Secret social clubs are always intriguing: what’s going on in there, and what’s the reason for secrecy? Are the people in the club committed to exclusivity for its own sake, or are they guardians of something transcendent? We doubt that Secret Social Club, a new band from Southern California, would want to answer that question directly – they’re too deeply invested in their mystique to be so artlessly blunt. But they’ve given us plenty of clues in the song, in its dazzling video, and in the comic book that accompanies both.
Comic book? Yes, indeed. The Secret Social Club may have an exciting sound, but they understand the power of visual storytelling, too. For the sci-fi “Gravity” comic, the band has retained the services of ace artist Leo Colapietro (Zenescope, Valiant, Lionforge), whose singular and utterly surreal vision of the future is on bold display in these pages. The comic book accomplishes the same trick that Secret Social Club’s vibrant music does: it teases an alternate world just beyond what’s commonly apprehended. How do we reach this parallel universe? Well, that’s part of the secret.
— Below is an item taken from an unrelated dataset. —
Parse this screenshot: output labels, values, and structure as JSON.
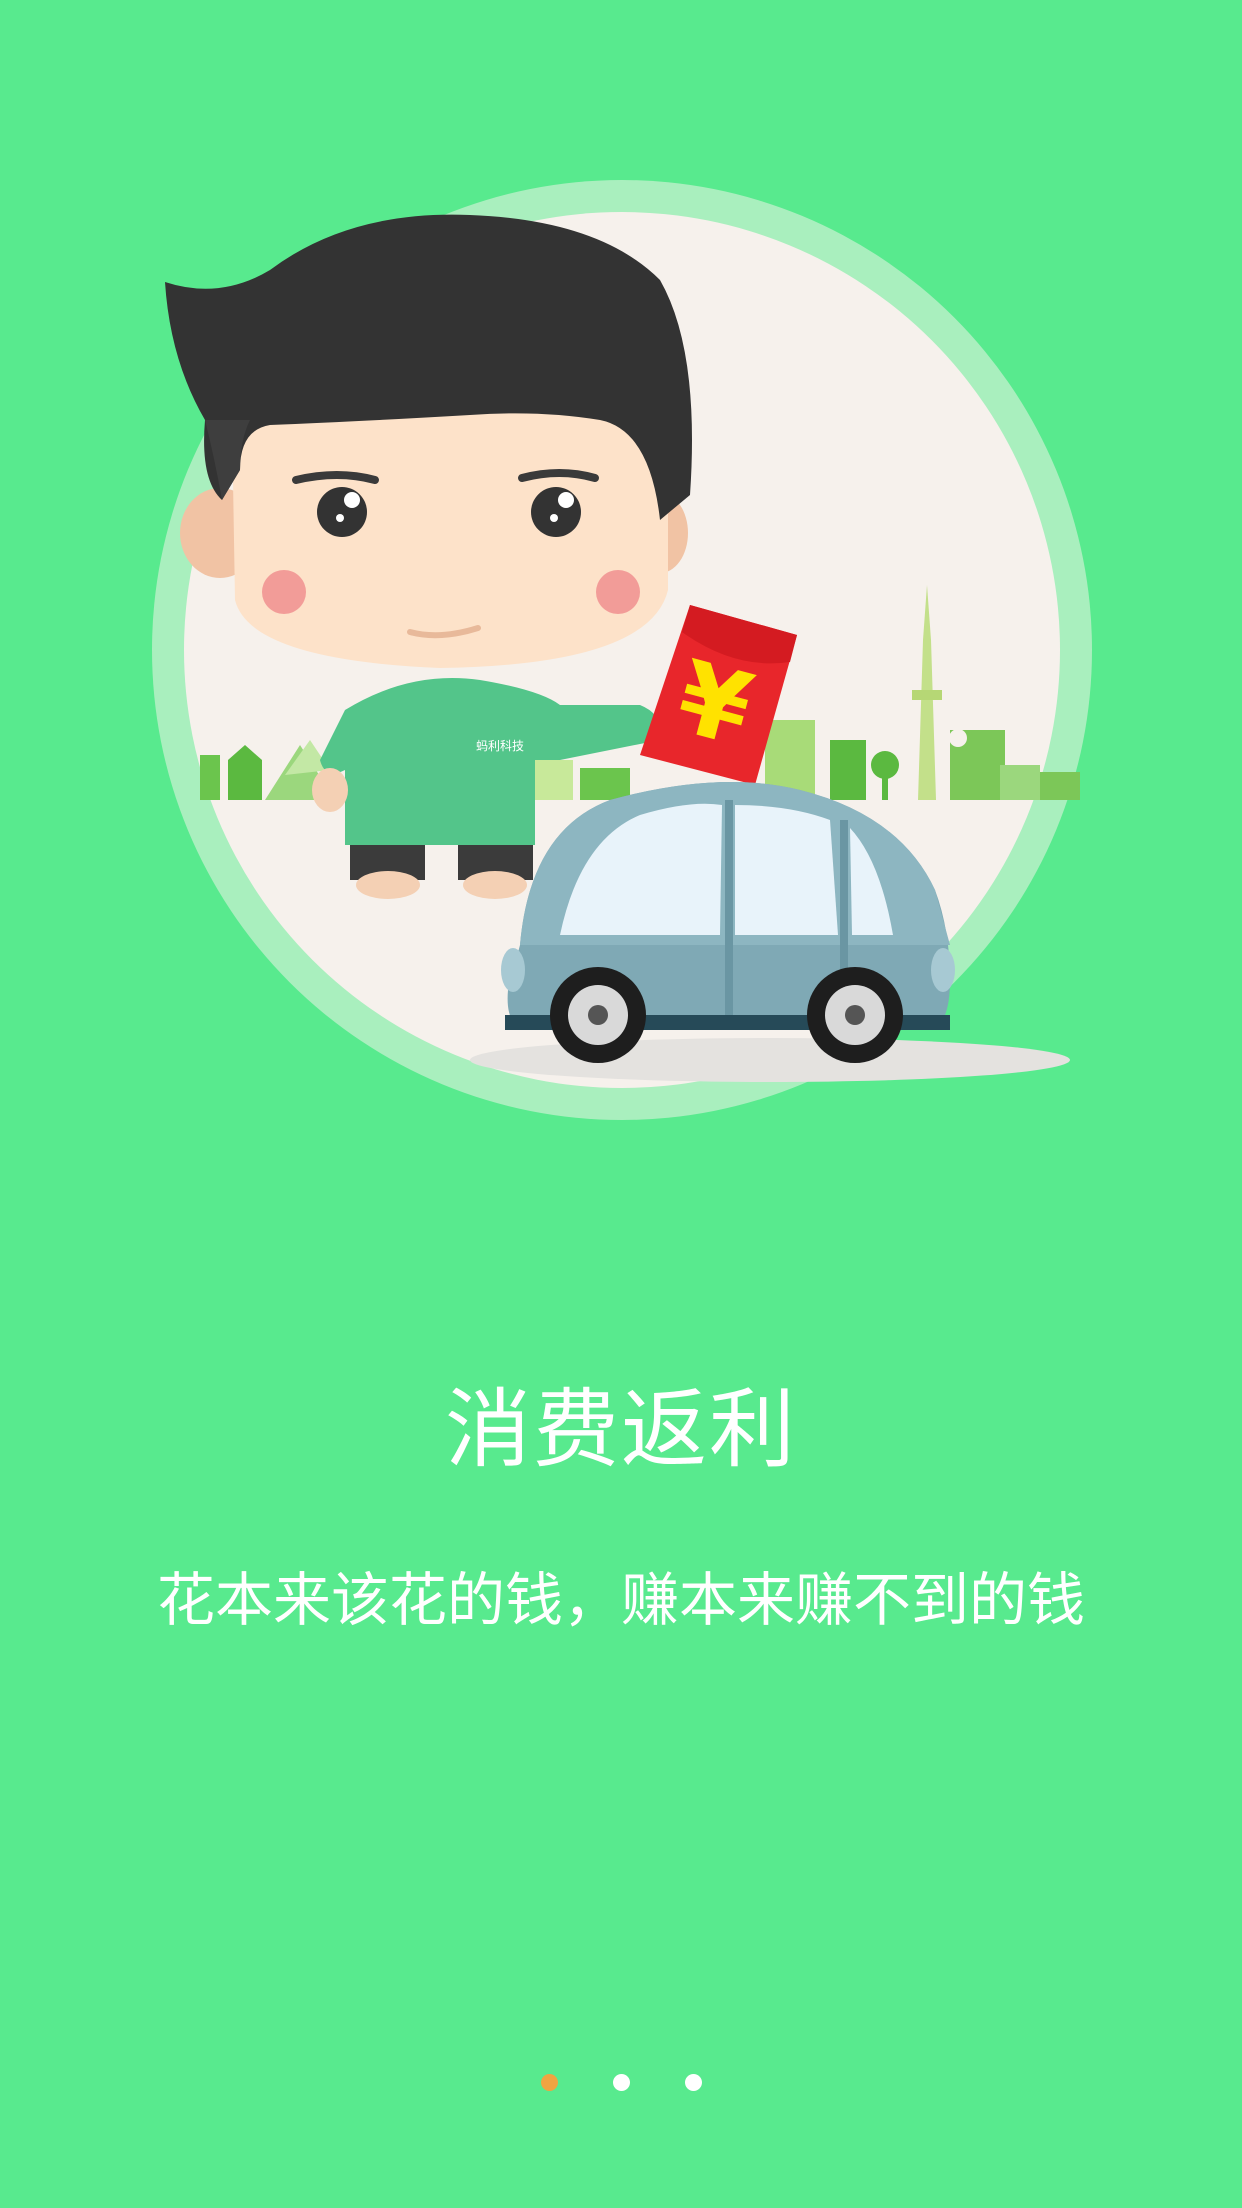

And although Secret Social Club is a new band, these artists are accustomed to handling magic. The members of the group are deeply embedded in the creative California pop-rock scene: frontman Wade Fitzgerald, for instance, has been a force in local music for many years, and former drummer Longineu “LP” Parsons hit the skins for Yellowcard. Like all of the band’s songs so far, single “Gravity” was produced by Matt Good of the innovative post-hardcore band From First to Last. Together, they’ve come up with a track that’s simultaneously playlist-ready and street-rough – a song that feels like it could generate some seriously altered states in listeners.
Bobby Witewolf’s video for “Gravity” plays with that sense of destabilization and shifting notions of the parameters of the real. In the clip, Fitzgerald tumbles into Colapietro’s artwork: what begins as a simple visit to a bar soon becomes a trip to a brilliant netherworld. But even before Fitzgerald slips into the pages of the comic, there are signs that reality is fraying around the edges: video effects and cartoon speech bubbles indicate that we’re getting a glimpse into a separate world in which the rules of probability don’t apply. Late in the clip, Fitzgerald convinces himself that it’s all a dream. Or is it?